When we consider the world we now live in, everything is geared to immediate gratification; whereas, in the past we learned delayed gratification without consciously thinking about it. We wrote a letter, posted it and then waited for the reply. We didn’t have Google at our fingertips when we wanted to research something, or Whatsapp for immediate communication, etc. So where and how do the youth of today learn this critical skill, and what about us as adults? Haven’t we also started to fall into the trap of immediate gratification?

Can we learn delayed gratification?

The internet, video games, online shopping, and fast-foods are all examples of instant gratification. These all become subconscious. We need to become more mindful and start to be aware of our urges. We all have urges: to check our email or social media; to eat something sweet or fried; to procrastinate or find distractions. They arise in all of us, but that doesn’t mean we need to act on them. I know how easily I can get distracted by my emails and cell phone notifications and those then feed my procrastination tendencies that prevent me accomplishing what I need to.

We need to learn to wait for what we want and resist the temptation of what we could get or do right now. This includes: healthier eating; working a bit harder for the promotion we want; not settling for what we can get now but holding out for our longer-term goals; saving up for our dream home, the holiday we want to take or even grooming our junior employees – short-term benefit of ‘doing’ the work now rather than delegating it in order to build expertise in the longer term.
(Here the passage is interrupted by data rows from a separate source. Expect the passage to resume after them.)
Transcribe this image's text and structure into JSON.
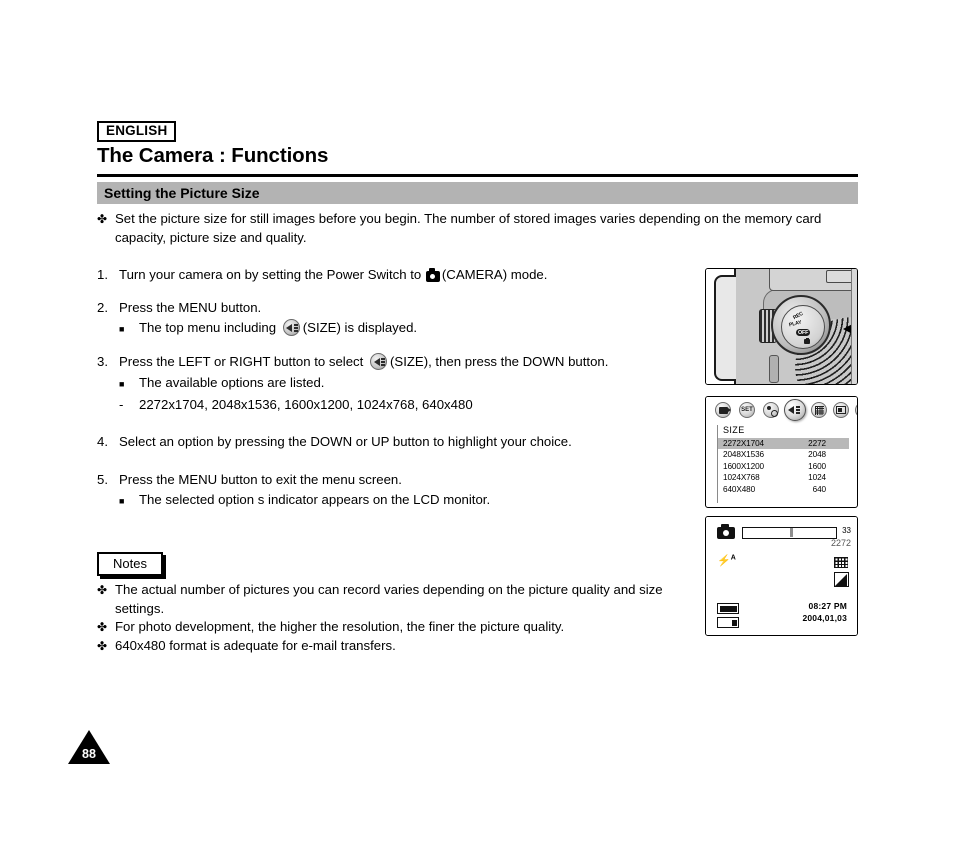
{
  "header": {
    "language_badge": "ENGLISH",
    "title": "The Camera : Functions",
    "section_title": "Setting the Picture Size"
  },
  "intro": {
    "bullet_mark": "✤",
    "text": "Set the picture size for still images before you begin. The number of stored images varies depending on the memory card capacity, picture size and quality."
  },
  "steps": [
    {
      "num": "1.",
      "text_before": "Turn your camera on by setting the Power Switch to",
      "icon": "camera-icon",
      "text_after": "(CAMERA) mode."
    },
    {
      "num": "2.",
      "text_before": "Press the MENU button.",
      "sub_mark": "■",
      "sub_before": "The top menu including",
      "icon": "size-icon",
      "sub_after": "(SIZE) is displayed."
    },
    {
      "num": "3.",
      "text_before": "Press the LEFT or RIGHT button to select",
      "icon": "size-icon",
      "text_after": "(SIZE), then press the DOWN button.",
      "sub_mark": "■",
      "sub_text": "The available options are listed.",
      "dash_mark": "-",
      "dash_text": "2272x1704, 2048x1536, 1600x1200, 1024x768, 640x480"
    },
    {
      "num": "4.",
      "text": "Select an option by pressing the DOWN or UP button to highlight your choice."
    },
    {
      "num": "5.",
      "text": "Press the MENU button to exit the menu screen.",
      "sub_mark": "■",
      "sub_text": "The selected option s indicator appears on the LCD monitor."
    }
  ],
  "notes": {
    "label": "Notes",
    "bullet_mark": "✤",
    "items": [
      "The actual number of pictures you can record varies depending on the picture quality and size settings.",
      "For photo development, the higher the resolution, the finer the picture quality.",
      "640x480 format is adequate for e-mail transfers."
    ]
  },
  "page_number": "88",
  "figures": {
    "camera": {
      "dial_labels": {
        "rec": "REC",
        "play": "PLAY",
        "off": "OFF",
        "camera_icon": "camera-icon"
      }
    },
    "menu": {
      "icons": [
        {
          "name": "record-icon",
          "label": ""
        },
        {
          "name": "set-icon",
          "label": "SET"
        },
        {
          "name": "self-timer-icon",
          "label": ""
        },
        {
          "name": "size-icon",
          "label": "",
          "selected": true
        },
        {
          "name": "quality-grid-icon",
          "label": ""
        },
        {
          "name": "lcd-icon",
          "label": ""
        },
        {
          "name": "effect-palette-icon",
          "label": ""
        }
      ],
      "panel_title": "SIZE",
      "options": [
        {
          "label": "2272X1704",
          "value": "2272",
          "selected": true
        },
        {
          "label": "2048X1536",
          "value": "2048",
          "selected": false
        },
        {
          "label": "1600X1200",
          "value": "1600",
          "selected": false
        },
        {
          "label": "1024X768",
          "value": "1024",
          "selected": false
        },
        {
          "label": "640X480",
          "value": "640",
          "selected": false
        }
      ]
    },
    "lcd": {
      "counter": "33",
      "size": "2272",
      "flash_mode": "A",
      "time": "08:27 PM",
      "date": "2004,01,03"
    }
  },
  "colors": {
    "section_bar": "#b3b3b3",
    "highlight_row": "#b8b8b8",
    "text": "#000000"
  }
}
4 tips to build delayed gratification

  1. Understand your values and long-term goals

You need to know what you are working towards and what you may need to sacrifice to achieve it, eg: Do I go and socialize with my friends tonight or do I stay home and study so that I can pass my exam and get my degree?

  1. Start small

Start with delaying rewards by a day, then maybe build up to a week, until it becomes more ingrained in your behavior

  1. Be mindful

Watch for those habits of behavior. Be aware of your temptations and defaulting back to those without conscious thought – beware your autopilot tendency.

  1. Eliminate temptation

Eg: if you are trying to save money, set up a debit order that takes the money out of your account before you can spend it. If you are wanting to lose weight or get fit, commit to training with someone and go straight to the gym after work before you find excuses to go for drink or coffee after work.

Consequential Thinking

In delaying your gratification, you will also improve your self-worth as you start to achieve more of your longer-term goals. The EQ Competency of Consequential Thinking will support you to do this as you will be weighing the costs and benefits of your choices and looking at the longer-term view rather than the immediate or short-term benefits, and this will reduce impulsivity. We may need to endure short term pain to achieve long term gain.

How do you use delayed gratification in your life?